That’s certainly the case here. James McCabe has taken an entry-level movement and greatly enhanced its presentation via a custom rotor and gorgeous setting. You and I know that the movement inside isn’t anything special, but when it looks like that and costs as little as it does, does it really have to be?
A Great Daily Wearer
You can daily-wear this watch with confidence, though you’ll likely find yourself replacing the crystal in two or three years of regular wear. The case itself should weather its life on your wrist just fine; until I received this one, I had been wearing the Heritage Retrograde once or twice a week since it arrived in May and it looks no worse for wear.
The use of a mineral crystal lessens its stock longevity, but that was one of the areas where a concession had to be made.
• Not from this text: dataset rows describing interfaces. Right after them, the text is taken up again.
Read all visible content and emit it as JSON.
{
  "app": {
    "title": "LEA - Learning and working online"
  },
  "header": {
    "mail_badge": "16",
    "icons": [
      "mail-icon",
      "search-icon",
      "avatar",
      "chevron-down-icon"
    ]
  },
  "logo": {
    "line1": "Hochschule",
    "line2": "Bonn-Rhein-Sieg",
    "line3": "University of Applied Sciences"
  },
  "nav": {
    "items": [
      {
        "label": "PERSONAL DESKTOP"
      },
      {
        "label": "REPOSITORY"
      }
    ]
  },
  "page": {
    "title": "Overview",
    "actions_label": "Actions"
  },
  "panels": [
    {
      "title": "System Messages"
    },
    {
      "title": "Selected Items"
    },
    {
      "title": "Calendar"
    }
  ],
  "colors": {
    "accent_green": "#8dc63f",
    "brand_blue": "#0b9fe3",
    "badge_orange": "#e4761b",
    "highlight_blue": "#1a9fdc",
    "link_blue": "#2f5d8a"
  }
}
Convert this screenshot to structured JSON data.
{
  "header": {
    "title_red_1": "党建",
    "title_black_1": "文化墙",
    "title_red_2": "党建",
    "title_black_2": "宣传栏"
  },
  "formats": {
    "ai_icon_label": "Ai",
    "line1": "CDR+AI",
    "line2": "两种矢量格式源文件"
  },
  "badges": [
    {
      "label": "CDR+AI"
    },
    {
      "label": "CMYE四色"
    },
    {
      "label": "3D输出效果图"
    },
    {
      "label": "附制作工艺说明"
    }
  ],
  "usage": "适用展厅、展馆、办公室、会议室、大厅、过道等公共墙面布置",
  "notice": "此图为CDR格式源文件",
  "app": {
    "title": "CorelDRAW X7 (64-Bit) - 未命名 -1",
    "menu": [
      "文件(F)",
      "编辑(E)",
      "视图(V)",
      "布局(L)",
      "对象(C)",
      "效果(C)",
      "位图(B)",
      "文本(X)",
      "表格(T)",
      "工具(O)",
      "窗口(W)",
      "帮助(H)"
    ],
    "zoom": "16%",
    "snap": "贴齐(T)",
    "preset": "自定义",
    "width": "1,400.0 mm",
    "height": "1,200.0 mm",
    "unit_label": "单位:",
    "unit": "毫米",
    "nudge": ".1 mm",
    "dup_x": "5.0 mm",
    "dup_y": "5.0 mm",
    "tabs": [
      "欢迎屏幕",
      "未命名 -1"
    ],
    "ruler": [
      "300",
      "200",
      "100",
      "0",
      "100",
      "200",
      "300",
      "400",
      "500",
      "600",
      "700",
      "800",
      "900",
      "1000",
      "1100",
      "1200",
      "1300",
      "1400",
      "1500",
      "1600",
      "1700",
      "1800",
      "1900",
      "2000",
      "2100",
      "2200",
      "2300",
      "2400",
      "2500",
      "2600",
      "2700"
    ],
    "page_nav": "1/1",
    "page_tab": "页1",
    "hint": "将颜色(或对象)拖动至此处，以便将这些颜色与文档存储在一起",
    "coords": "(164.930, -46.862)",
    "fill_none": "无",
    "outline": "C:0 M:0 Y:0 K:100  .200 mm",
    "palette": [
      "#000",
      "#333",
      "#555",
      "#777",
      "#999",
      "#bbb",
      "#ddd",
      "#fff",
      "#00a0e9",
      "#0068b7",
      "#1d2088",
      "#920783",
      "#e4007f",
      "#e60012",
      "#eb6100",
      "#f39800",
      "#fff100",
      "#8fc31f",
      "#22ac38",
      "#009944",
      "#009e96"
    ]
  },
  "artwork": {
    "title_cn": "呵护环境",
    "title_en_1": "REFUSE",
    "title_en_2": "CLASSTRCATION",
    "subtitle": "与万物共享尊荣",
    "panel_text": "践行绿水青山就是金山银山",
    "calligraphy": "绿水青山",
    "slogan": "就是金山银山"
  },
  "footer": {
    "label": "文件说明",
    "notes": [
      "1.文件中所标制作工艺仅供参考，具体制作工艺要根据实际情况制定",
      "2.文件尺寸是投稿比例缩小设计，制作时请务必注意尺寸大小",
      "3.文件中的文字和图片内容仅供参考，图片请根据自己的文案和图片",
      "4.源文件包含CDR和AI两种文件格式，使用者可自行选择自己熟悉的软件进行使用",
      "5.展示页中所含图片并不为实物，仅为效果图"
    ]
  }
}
The good news here is that replacement crystals are inexpensive, and if you feel so inclined, you could go right ahead and replace it with sapphire.
The movement, by the way, will last for a decade or more assuming proper care. Get it serviced every 5-7 years – at a cost of around $150 or so – and the watch will last as long as you take care of it. Think years and decades.
A Great Choice for a $300 Timepiece
$300 is a reasonable amount of money to commit toward a watch purchase and is within the realm of what most people would consider “appropriate” to spend on a watch. It’s also reasonable to have high expectations of what that $300 will buy you. Thankfully, in today’s world of niche-market microbrands, the choices available are pretty good if you know where to look.
I have no apprehensions whatsoever about recommending the Heritage II Automatic when it rings in at that price. It’s priced competitively – even considering its mediocre mechanical movement – and absolutely unique compared to its peers.
I won’t pretend that there aren’t better watches out there, but I also think that better is very subjective. In this case, if you want a watch that will be stylistically unique and almost certainly the only one of its kind in a 500-mile radius, you would be hard pressed to find a better watch than this James McCabe. Recommended.